Permanent War: Permanent State of Emergency

Trojan Horse Watch: Bob Johnson’s message invades Black radio...Rep. Harold Ford: mess of the blue dog...The Trojan Horse TV show

Briefs:The Four Eunuchs of War...The most dangerous game...Smack, Blow, and Blowback...Lethally stupid and more...

IRAQ, WAR & COLOR RACISM: By Dr. David Graham Du Bois, Guest Commentator

A Jewish Peace Activist on Baraka’s Poem: Urban Legends by Rachael Kamel, Guest Commentator

e-MailBox: The Real Rosa Parks...NAACP challenged on war...Plato and the Emperor George...Deceitful billionaire busted...Anglo-Saxon alarmed

RE-PRINT: Harry Belafonte on Colin Powell...CNN Larry King Live Interview with Belafonte

Commentaries in Issue 13 October 3 , 2002:

Lantern of Liberty:
Harriet Tubman Mural Replaced by a Parking Lot

BET's Black Billionaire Trojan Horse:
"Democrat" Bob Johnson Fronts For GOP

Black Children Still Victimized by "Savage Inequalities":
Public education amid racism and isolation
by Elena Rutherford, Guest Commentator

Black political self-financing
Senator Ed Brooke mislaid
Hip Hop and heroin
Anglo-Saxons beware

A letter to our readers:
Black America and Bush's New World Order
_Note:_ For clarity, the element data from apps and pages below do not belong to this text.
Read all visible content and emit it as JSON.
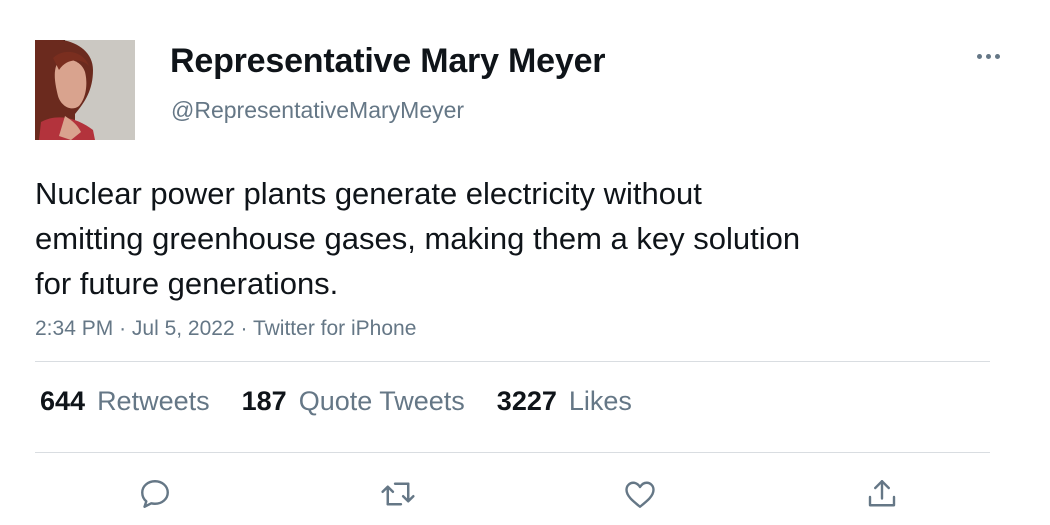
{
  "author": {
    "name": "Representative Mary Meyer",
    "handle": "@RepresentativeMaryMeyer"
  },
  "tweet": {
    "text_lines": [
      "Nuclear power plants generate electricity without",
      "emitting greenhouse gases, making them a key solution",
      "for future generations."
    ],
    "time": "2:34 PM",
    "separator": "·",
    "date": "Jul 5, 2022",
    "source": "Twitter for iPhone"
  },
  "stats": {
    "retweets": {
      "count": "644",
      "label": "Retweets"
    },
    "quote_tweets": {
      "count": "187",
      "label": "Quote Tweets"
    },
    "likes": {
      "count": "3227",
      "label": "Likes"
    }
  },
  "actions": [
    "reply-icon",
    "retweet-icon",
    "like-icon",
    "share-icon"
  ],
  "colors": {
    "text": "#0f1419",
    "secondary": "#657786",
    "divider": "#d9dde1",
    "background": "#ffffff"
  }
}
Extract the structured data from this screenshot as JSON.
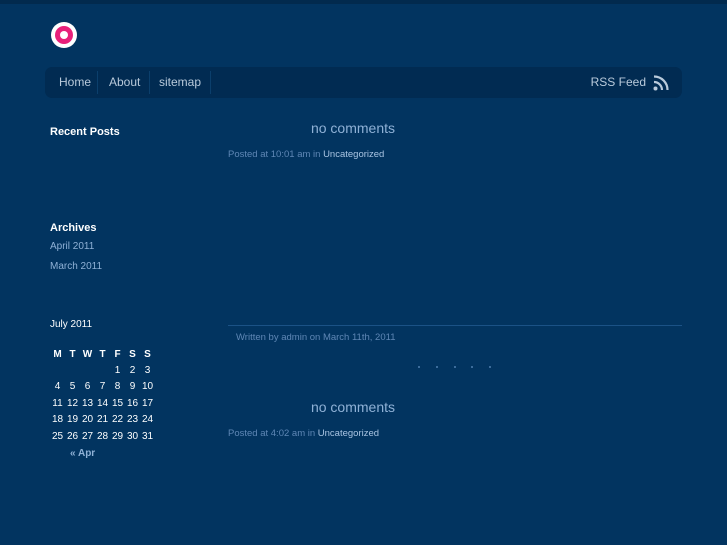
{
  "nav": {
    "items": [
      "Home",
      "About",
      "sitemap"
    ],
    "rss_label": "RSS Feed"
  },
  "sidebar": {
    "recent_posts_title": "Recent Posts",
    "archives_title": "Archives",
    "archives": [
      "April 2011",
      "March 2011"
    ]
  },
  "calendar": {
    "caption": "July 2011",
    "headers": [
      "M",
      "T",
      "W",
      "T",
      "F",
      "S",
      "S"
    ],
    "weeks": [
      [
        "",
        "",
        "",
        "",
        "1",
        "2",
        "3"
      ],
      [
        "4",
        "5",
        "6",
        "7",
        "8",
        "9",
        "10"
      ],
      [
        "11",
        "12",
        "13",
        "14",
        "15",
        "16",
        "17"
      ],
      [
        "18",
        "19",
        "20",
        "21",
        "22",
        "23",
        "24"
      ],
      [
        "25",
        "26",
        "27",
        "28",
        "29",
        "30",
        "31"
      ]
    ],
    "prev_link": "« Apr"
  },
  "posts": [
    {
      "comments": "no comments",
      "posted_prefix": "Posted at 10:01 am in ",
      "category": "Uncategorized",
      "written": "Written by admin on March 11th, 2011"
    },
    {
      "comments": "no comments",
      "posted_prefix": "Posted at 4:02 am in ",
      "category": "Uncategorized"
    }
  ],
  "colors": {
    "background": "#023460",
    "navbar": "#012b52",
    "logo_accent": "#e8207a",
    "link": "#8fb1d6"
  }
}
You can read any past issue of The Black Commentator in its entirety by going to the Past Issues page.